The statement said that during Rabbani's rule relentless fighting between rival Islamic factions destroyed vast sections of the capital and left 50,000 people dead, most of them civilians caught in the crossfire.
Referring to Rabbani and his allies as Jehadi (or holy warriors, the Afghan women's Association said "treating the likes of Rabbani, Masood, or any other as the lesser evil as compared with the Taliban is a cruel insult to our devastated people who have suffered enough under the whips and knives of Islamic fundamentalists of all hues and colors."
The association slammed Afghanistan's neighbors accusing them of supplying money and weapons to opposing factions in the bitter and protracted conflict, a charge that also has been leveled by the UN.
The News: Jang, December 11, 1998
'Successive Afghan govts assaulted women's rights'
ISLAMABAD: Accusing successive Afghan leaders of "savagely assaulting the rights" of women, dozens of Afghan women protested outside the United Nations offices here on Thursday to mark the 50th anniversary of the Declaration of Human Rights. The protest was organized by the Revolutionary Association of the Women of Afghanistan.

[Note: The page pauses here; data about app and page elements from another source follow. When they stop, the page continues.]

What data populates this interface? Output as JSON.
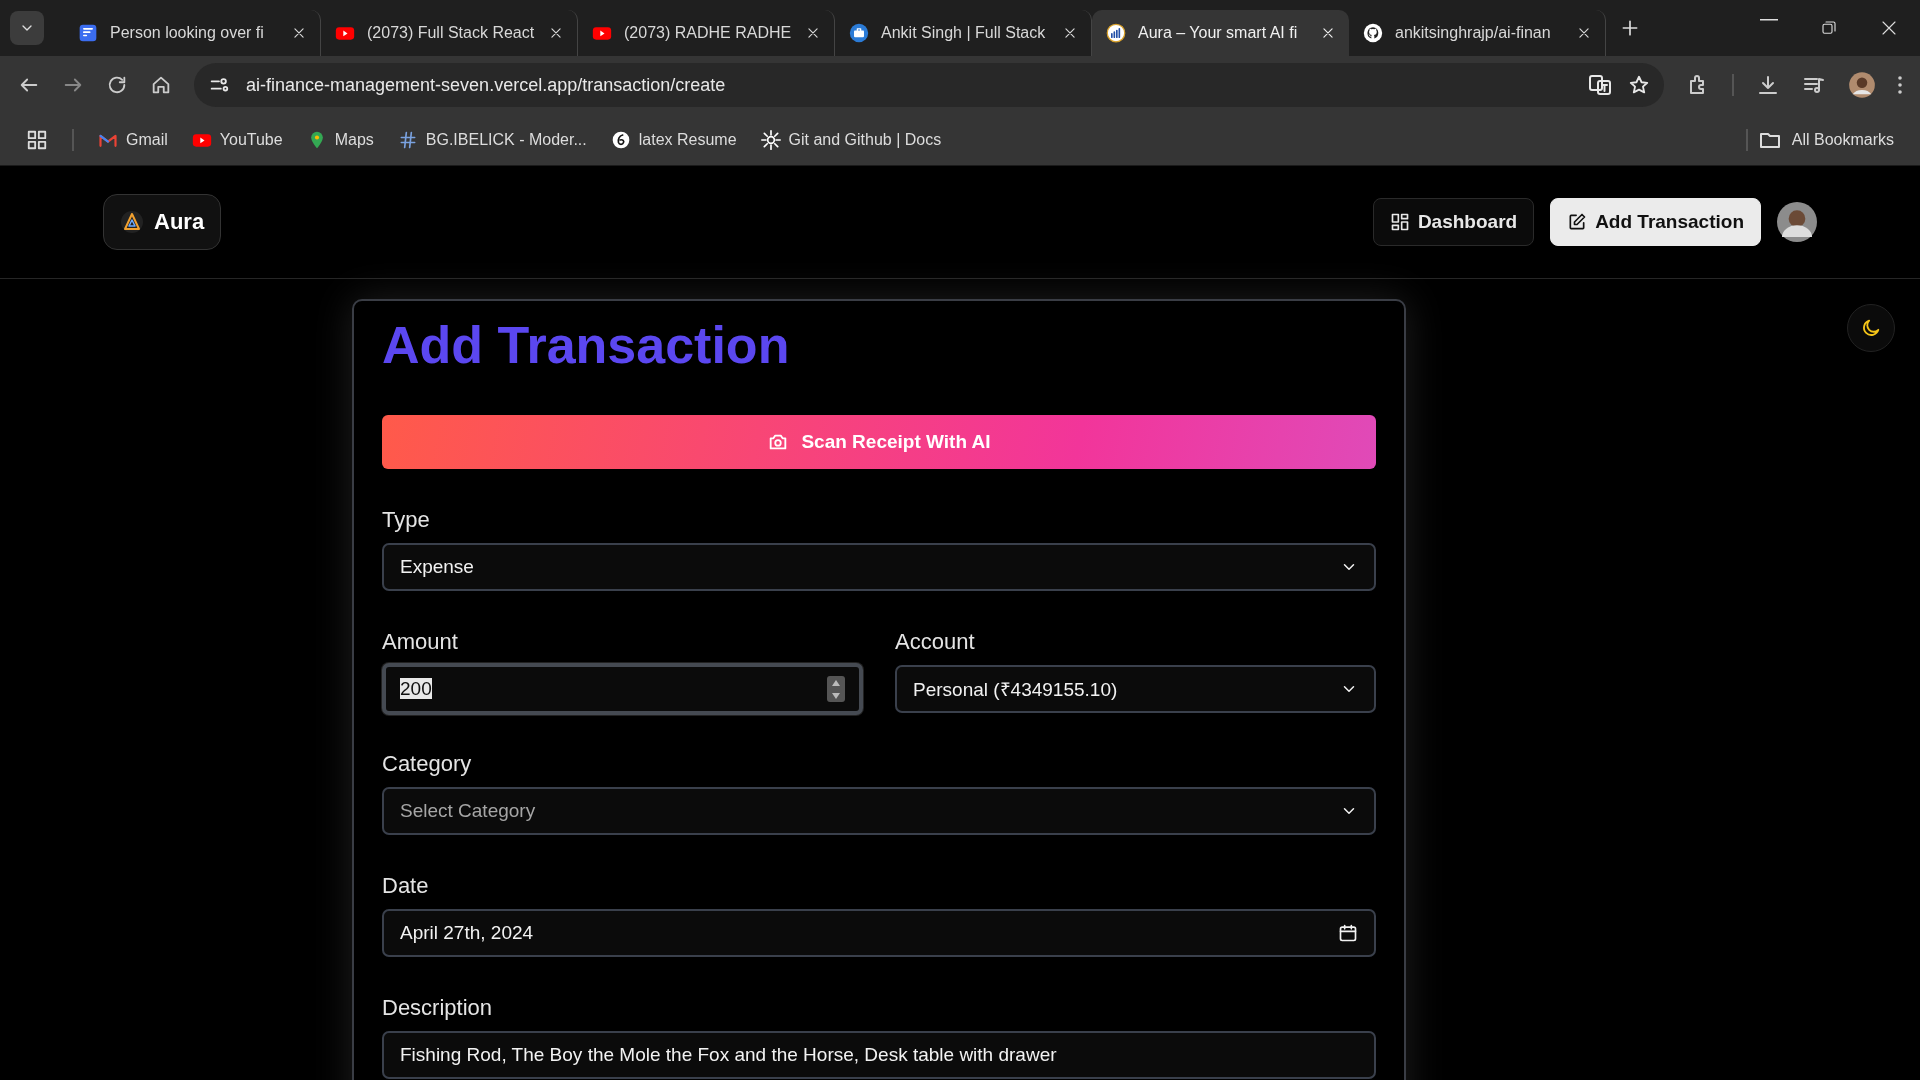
{
  "browser": {
    "tabs": [
      {
        "title": "Person looking over fi",
        "selected": false
      },
      {
        "title": "(2073) Full Stack React",
        "selected": false
      },
      {
        "title": "(2073) RADHE RADHE",
        "selected": false
      },
      {
        "title": "Ankit Singh | Full Stack",
        "selected": false
      },
      {
        "title": "Aura – Your smart AI fi",
        "selected": true
      },
      {
        "title": "ankitsinghrajp/ai-finan",
        "selected": false
      }
    ],
    "address": "ai-finance-management-seven.vercel.app/transaction/create",
    "bookmarks": [
      {
        "label": "Gmail"
      },
      {
        "label": "YouTube"
      },
      {
        "label": "Maps"
      },
      {
        "label": "BG.IBELICK - Moder..."
      },
      {
        "label": "latex Resume"
      },
      {
        "label": "Git and Github | Docs"
      }
    ],
    "all_bookmarks": "All Bookmarks"
  },
  "header": {
    "logo": "Aura",
    "nav": [
      {
        "label": "Dashboard",
        "kind": "outline"
      },
      {
        "label": "Add Transaction",
        "kind": "primary"
      }
    ]
  },
  "form": {
    "title": "Add Transaction",
    "scan_button": "Scan Receipt With AI",
    "rows": [
      [
        {
          "label": "Type",
          "kind": "select",
          "value": "Expense",
          "focused": false
        }
      ],
      [
        {
          "label": "Amount",
          "kind": "number",
          "value": "200",
          "focused": true
        },
        {
          "label": "Account",
          "kind": "select",
          "value": "Personal (₹4349155.10)",
          "focused": false
        }
      ],
      [
        {
          "label": "Category",
          "kind": "select",
          "placeholder": "Select Category",
          "focused": false
        }
      ],
      [
        {
          "label": "Date",
          "kind": "date",
          "value": "April 27th, 2024",
          "focused": false
        }
      ],
      [
        {
          "label": "Description",
          "kind": "text",
          "value": "Fishing Rod, The Boy the Mole the Fox and the Horse, Desk table with drawer",
          "focused": false
        }
      ]
    ]
  }
}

"The people of Afghanistan and in particular the agonized women of Afghanistan are being brutalized in the most tragically inhuman conditions," says a statement that the women's association handed over to the United Nations.
It also issued a stern warning to the international community saying: "the world community and Human Rights organizations would be meaningless without unequivocal condemnation on the Taliban, who deride the civilized concept of Human Rights."
The women's association also attacked the Taliban's opposition, which is led by former president Burhanuddin Rabbani. Referring to Rabbani and his allies as Jehadi (or holy warriors), the association said: "Treating the likes of Rabbani, Massood ... or any other as the lesser evil as compared with the Taliban is a cruel insult to our devastated people who have suffered enough under the whips and knives of Islamic fundamentalists of all hues and colors."
It also slammed Afghanistan's neighbors accusing them of supplying money and weapons to opposing factions in the bitter and protracted conflict, a charge that also has been leveled by the United Nations.